The discovery of the corozo dates back to 1798 when Spanish explorers Hipólito Ruiz López and José Antonio Pavón set out to explore the Peruvian jungle in the upper Amazon. They discovered that the first to use the palm tree to make jewellery and objects were the Quechuas Indians.
The sailors also worked the corozo and made small boxes and snuffboxes out of it. In 1865, a steamboat left Esmeraldas in Ecuador for Hamburg and took on board a cargo of tagua. The Germans then discovered vegetable ivory and began to make buttons and small ornamental objects such as thimbles and jewellery.
Organic cotton certified GOTS
Farmed without GMOs, nor pesticides or chemical fertilisers (agricultural insecticides are replaced by natural fertilisers such as compost, which helps maintain healthy and sustainably productive soil), organic cotton also requires minimal watering since intensive irrigation is not needed.
The Global Organic Textile Standard (GOTS) is the worldwide leading textile processing standard for organic fibres comprising of major social and economical aspects. The broad range of criteria and requirements ensures the organic nature of the textiles, from the harvesting of the raw materials to the manufacturing, the packaging, the labelling and the distribution.
On a social level, the GOTS label asks businesses to inform their employees of the contents of the minimal social criteria while promising them safe and hygienic working conditions.

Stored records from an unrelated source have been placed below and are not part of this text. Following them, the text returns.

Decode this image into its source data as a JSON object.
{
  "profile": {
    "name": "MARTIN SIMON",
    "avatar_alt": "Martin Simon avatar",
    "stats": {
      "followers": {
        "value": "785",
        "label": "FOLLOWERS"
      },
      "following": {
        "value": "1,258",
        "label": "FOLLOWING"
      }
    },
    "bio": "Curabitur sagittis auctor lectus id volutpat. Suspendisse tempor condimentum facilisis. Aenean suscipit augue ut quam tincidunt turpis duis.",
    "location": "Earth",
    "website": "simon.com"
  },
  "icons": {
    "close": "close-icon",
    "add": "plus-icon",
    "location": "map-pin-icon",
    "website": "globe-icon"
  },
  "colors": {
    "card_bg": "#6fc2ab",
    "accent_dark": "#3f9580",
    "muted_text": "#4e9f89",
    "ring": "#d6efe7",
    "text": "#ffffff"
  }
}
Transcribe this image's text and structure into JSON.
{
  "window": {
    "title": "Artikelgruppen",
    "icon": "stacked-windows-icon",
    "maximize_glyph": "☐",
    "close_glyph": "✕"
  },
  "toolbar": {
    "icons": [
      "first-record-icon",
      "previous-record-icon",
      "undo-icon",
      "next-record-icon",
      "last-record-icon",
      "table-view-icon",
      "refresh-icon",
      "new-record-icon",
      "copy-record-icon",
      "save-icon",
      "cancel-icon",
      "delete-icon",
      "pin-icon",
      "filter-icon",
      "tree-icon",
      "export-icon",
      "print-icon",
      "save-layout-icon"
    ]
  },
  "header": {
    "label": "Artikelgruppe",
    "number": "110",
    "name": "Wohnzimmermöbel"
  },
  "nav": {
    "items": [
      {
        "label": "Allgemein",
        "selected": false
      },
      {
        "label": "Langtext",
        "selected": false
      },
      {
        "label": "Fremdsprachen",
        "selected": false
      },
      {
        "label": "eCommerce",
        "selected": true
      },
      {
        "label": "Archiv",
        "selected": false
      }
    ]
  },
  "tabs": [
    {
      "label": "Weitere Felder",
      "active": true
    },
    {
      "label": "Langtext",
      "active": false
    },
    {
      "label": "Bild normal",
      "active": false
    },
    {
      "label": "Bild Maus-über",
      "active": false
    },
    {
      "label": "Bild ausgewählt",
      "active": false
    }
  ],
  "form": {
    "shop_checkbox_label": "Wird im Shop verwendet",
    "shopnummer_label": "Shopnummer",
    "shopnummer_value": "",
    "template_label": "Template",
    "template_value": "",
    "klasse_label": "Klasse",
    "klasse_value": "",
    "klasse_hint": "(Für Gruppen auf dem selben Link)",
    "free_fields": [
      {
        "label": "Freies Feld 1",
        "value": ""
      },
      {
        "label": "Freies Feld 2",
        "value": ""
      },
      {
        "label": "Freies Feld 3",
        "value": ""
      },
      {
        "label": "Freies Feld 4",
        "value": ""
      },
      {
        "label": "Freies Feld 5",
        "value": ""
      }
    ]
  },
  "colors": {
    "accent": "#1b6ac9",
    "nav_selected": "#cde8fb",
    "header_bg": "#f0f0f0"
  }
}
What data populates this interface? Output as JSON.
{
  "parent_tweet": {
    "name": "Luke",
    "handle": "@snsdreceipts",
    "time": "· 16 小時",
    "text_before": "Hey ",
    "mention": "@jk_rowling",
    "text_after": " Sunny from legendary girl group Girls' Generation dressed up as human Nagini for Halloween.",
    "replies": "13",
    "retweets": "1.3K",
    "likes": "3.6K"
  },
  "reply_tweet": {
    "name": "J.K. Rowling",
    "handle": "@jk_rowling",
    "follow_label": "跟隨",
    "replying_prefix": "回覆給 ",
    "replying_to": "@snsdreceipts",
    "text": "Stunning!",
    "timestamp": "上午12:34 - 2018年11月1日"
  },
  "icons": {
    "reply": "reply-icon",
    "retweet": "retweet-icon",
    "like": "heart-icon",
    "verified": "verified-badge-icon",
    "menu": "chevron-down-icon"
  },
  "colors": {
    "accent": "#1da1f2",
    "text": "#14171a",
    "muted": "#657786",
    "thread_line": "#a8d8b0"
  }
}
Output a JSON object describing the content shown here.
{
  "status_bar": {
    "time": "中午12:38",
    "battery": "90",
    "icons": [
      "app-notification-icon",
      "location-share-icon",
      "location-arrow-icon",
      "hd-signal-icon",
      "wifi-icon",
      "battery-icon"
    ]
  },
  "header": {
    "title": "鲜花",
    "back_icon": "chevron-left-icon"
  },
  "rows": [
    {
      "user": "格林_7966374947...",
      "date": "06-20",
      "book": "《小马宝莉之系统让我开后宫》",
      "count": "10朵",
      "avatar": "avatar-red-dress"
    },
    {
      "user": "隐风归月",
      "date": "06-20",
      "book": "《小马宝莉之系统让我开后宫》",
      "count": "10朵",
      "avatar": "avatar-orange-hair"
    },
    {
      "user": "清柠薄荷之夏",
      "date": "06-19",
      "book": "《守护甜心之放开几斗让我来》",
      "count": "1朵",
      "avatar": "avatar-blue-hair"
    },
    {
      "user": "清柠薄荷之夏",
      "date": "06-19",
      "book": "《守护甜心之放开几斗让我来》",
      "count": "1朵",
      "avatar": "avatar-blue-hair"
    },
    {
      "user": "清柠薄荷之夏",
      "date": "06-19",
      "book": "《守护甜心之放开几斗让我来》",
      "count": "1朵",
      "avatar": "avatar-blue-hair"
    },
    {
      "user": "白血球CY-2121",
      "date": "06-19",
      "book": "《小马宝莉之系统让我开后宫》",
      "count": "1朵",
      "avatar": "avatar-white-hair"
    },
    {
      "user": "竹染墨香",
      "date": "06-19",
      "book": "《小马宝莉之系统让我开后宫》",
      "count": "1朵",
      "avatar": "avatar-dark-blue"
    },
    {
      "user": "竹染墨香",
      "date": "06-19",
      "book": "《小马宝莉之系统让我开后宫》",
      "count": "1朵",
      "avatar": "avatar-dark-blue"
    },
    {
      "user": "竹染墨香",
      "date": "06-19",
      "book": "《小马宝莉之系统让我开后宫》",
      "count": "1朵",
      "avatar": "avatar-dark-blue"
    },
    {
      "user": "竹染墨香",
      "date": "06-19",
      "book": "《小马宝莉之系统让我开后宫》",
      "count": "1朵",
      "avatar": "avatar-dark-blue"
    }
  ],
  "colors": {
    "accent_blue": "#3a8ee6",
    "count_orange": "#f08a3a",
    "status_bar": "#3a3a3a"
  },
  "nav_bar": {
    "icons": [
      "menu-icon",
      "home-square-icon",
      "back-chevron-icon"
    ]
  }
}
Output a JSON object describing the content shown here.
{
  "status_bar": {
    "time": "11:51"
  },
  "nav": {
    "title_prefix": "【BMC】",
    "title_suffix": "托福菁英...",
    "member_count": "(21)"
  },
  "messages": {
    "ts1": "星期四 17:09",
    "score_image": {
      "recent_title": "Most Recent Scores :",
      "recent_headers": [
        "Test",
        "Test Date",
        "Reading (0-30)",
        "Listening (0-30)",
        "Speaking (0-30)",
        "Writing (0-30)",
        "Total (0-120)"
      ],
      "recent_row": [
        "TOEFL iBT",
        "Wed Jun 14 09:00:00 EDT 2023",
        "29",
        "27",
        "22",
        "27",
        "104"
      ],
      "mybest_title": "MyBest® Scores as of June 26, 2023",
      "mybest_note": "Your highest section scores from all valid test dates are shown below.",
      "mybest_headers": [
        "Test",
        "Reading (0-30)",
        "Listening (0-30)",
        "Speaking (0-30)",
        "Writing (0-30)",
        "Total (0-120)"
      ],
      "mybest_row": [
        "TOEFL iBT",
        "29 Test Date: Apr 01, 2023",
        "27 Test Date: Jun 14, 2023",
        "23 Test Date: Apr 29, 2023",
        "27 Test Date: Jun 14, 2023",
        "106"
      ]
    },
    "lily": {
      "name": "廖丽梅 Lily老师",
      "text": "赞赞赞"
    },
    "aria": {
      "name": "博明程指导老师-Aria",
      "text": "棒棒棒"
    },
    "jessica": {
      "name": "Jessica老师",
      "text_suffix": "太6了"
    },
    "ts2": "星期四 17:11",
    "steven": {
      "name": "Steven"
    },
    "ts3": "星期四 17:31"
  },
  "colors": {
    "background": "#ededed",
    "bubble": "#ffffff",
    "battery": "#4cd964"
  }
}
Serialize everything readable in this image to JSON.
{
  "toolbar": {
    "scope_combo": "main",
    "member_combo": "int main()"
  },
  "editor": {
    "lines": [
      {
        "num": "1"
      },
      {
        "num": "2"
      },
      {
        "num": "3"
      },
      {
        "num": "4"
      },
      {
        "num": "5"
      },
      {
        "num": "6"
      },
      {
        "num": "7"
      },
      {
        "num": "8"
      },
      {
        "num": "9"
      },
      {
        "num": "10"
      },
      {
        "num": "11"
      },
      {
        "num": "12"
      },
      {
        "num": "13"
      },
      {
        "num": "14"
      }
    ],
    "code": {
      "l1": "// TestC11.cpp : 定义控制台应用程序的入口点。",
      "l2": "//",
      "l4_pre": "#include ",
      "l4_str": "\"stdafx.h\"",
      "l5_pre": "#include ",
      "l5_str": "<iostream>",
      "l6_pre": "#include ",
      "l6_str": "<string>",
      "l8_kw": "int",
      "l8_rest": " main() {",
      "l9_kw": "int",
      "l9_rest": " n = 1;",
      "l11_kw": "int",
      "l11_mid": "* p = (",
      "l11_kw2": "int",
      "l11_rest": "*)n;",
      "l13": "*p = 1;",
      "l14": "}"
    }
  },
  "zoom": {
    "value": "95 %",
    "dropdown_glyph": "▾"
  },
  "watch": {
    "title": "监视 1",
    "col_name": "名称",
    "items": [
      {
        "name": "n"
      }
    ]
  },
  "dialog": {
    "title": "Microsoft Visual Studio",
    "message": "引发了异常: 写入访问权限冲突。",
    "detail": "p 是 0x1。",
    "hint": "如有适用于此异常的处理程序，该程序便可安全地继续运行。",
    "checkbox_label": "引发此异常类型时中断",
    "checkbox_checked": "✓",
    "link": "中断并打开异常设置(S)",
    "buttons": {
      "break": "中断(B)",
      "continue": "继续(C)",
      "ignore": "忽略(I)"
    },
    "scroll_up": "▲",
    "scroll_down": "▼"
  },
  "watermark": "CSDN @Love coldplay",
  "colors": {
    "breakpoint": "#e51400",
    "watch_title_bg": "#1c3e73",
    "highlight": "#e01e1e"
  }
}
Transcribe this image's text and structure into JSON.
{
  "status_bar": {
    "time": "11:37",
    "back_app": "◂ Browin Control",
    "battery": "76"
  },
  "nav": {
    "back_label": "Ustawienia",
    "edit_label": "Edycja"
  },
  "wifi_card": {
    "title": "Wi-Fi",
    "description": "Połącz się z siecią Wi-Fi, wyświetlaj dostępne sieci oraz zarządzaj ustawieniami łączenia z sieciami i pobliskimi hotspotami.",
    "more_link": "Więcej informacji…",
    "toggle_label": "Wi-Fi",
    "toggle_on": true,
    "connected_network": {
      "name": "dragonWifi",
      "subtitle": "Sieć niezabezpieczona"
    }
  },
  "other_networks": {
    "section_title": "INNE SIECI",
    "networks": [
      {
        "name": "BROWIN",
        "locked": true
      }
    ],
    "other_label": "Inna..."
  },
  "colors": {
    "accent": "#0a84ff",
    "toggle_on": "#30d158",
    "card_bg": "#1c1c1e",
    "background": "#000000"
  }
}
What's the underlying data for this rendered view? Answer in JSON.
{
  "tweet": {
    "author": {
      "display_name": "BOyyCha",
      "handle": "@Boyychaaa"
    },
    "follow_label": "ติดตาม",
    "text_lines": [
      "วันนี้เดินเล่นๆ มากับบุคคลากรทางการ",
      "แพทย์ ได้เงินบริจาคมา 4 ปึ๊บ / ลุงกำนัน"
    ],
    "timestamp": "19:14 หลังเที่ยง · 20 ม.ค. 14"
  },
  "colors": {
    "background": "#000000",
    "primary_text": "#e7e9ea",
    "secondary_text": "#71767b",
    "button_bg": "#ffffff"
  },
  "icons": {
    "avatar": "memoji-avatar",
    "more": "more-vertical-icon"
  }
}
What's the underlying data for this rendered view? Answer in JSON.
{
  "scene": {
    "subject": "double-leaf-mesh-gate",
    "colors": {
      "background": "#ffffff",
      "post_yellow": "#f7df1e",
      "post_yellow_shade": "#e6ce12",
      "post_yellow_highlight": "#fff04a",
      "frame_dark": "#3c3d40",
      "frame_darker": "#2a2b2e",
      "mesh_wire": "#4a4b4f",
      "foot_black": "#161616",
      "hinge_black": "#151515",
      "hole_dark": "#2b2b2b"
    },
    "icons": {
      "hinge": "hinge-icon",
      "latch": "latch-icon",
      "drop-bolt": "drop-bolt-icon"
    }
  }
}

A non-discrimination clause, the prohibition of child labour, the prohibition of violent or inhumane treatment, an ethical code of conduct, as well as decent working conditions and living wages are all required by the certification scheme.
More information can be found here: